Grain markets are trending lower for the most part as we push through to the end of January with geopolitical risk and South American weather continuing to guide things. The “America First” platform that new United States (U.S.) President Donald Trump is pushing out is leaving an ugly cloud hanging over global commodity trade, and subsequently creating more risk in the markets. Moreover, there are many unanswered questions on biofuels policy in Washington, D.C. right now as small-town manufacturing workers are likely to gain the most under the new administration, not the American farmer. First, Trump officially pulled out of the Trans-Pacific Partnership (TPP), the Pacific Rim deal that would allow more open trade between countries representing 40 per cent of the world’s gross domestic product (GDP), including Canada, Australia, and Japan. Second, he has started to the process to renegotiate the North American Free Trade Agreement (NAFTA), (which the market did not really react to it) and it has been made fairly clear that the new U.S. government is more interested in the Mexican side of the deal.
More simply put, the 49th Parallel is one of the most active borders when it comes to trade. Supporting the Canadian-U.S. partnership is the announcement that the Keystone XL and Dakota Access oil pipelines are back on the table to get digging on. This is a positive for the Canadian dollar (largely dependent on the price of oil and ability to export its natural resources), which put some pressure on domestic grain prices this week. As per pdqinfo.ca for hard red spring wheat western Canadian cash prices dropped more than three per cent, with durum and Canada Prairie Spring (CPS) wheat cash prices also pulling back, on average, 4.5 per cent and 3.3 per cent, respectively across the Canadian Prairies. Canola was really the only bright spot of the week with futures leading most of the 4.3 per cent gain on the cash market, recovering most of the losses its seen since the start of 2017. Demand has been the big driver, as has competition with soyoil, which is staying elevated while there are still questions on the Argentinian soybean crop and what is happening with available palm oil supplies in Southeast Asia (still below average but likely to rebound in the second half of 2017).

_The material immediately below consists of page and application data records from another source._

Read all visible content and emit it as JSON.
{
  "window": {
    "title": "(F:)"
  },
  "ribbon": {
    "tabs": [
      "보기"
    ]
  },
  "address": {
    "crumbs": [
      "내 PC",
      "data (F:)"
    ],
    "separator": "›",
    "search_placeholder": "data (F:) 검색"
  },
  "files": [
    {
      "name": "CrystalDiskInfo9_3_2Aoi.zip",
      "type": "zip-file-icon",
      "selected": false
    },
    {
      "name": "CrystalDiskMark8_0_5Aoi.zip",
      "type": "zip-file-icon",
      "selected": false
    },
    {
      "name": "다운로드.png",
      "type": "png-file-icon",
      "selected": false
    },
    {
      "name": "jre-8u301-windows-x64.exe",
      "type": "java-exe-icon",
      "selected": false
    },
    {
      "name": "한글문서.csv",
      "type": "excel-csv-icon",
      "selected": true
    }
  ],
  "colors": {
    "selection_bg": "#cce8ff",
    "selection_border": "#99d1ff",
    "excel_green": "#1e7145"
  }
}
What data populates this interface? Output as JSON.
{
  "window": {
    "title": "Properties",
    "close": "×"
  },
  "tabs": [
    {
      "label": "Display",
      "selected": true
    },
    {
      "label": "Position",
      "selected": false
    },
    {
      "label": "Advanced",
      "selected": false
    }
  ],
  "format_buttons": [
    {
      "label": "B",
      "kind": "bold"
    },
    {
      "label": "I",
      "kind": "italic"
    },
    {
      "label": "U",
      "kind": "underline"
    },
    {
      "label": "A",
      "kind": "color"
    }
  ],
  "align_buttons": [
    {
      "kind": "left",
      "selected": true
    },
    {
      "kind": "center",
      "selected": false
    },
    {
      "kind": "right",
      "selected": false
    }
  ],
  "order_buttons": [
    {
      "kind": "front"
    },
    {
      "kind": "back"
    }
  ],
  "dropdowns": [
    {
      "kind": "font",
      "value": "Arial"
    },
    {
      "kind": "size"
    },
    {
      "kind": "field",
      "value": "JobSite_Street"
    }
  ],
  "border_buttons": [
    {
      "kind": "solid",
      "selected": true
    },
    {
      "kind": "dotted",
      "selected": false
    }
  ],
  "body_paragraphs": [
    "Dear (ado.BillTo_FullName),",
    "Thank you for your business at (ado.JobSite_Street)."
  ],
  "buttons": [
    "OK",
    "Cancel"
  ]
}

Apart from the trade policy action with the new U.S. government, the market’s focus continues to be on South America where better weather in Argentina and new forecasts in Brazil continue to suggest a record soybean and corn crop for the total continent. With Brazil at the point where only harvest rains could negatively affect numbers, the early January rains across the country were welcomed by the additional acres planted this year (as per Companhia Nacional de Abastecimento (CONAB), soybeans +2 per cent year over year to 83.8 million acres, corn area is up seven per cent from last year to 39.8 million acres and wheat is unchanged at 5.2 million acres). As per AgRural, Brazilian farmers have sold 37 per cent of their 2016/17 soybeans, compared to 48 per cent at this time a year ago and an average of 44 per cent over the past four years). Next door in Argentina, the drier weather of late has relaxed bullish tensions in the market but it is estimated that 4.9 million acres of soybeans (or about 10 per cent of total area) still needs to be planted, and these acreage would equal nearly four million tonnes of production.
Speaking of acres, Informa Economics pulled back its estimate of 2017 American soybean area by about 150,000 to 88.65 million acres. Considering where soybean prices are at today (still above $10/bushel in Chicago), these are profitable levels for most producers, but we are still cognizant of the 2016/17 record production carryout, estimated 2017/18 production, and the aforementioned fact that South American farmers are behind in their sales, meaning as those sales ramp up, pressure will get put on the market. On the flipside, there is a case that if the corn market can get closer to $4/bushel by another quarter or so, the likelihood of 2017 U.S. corn acreage staying similar to that of 2016 would increase (we will still see above 90 million no matter what). Right now, market prices are supporting all the aforementioned acreage and accordingly, managing some of the price risk exposure of that area/production and taking a side on the profitable side of the balance sheet is hard to ignore.
President & CEO | FarmLead.com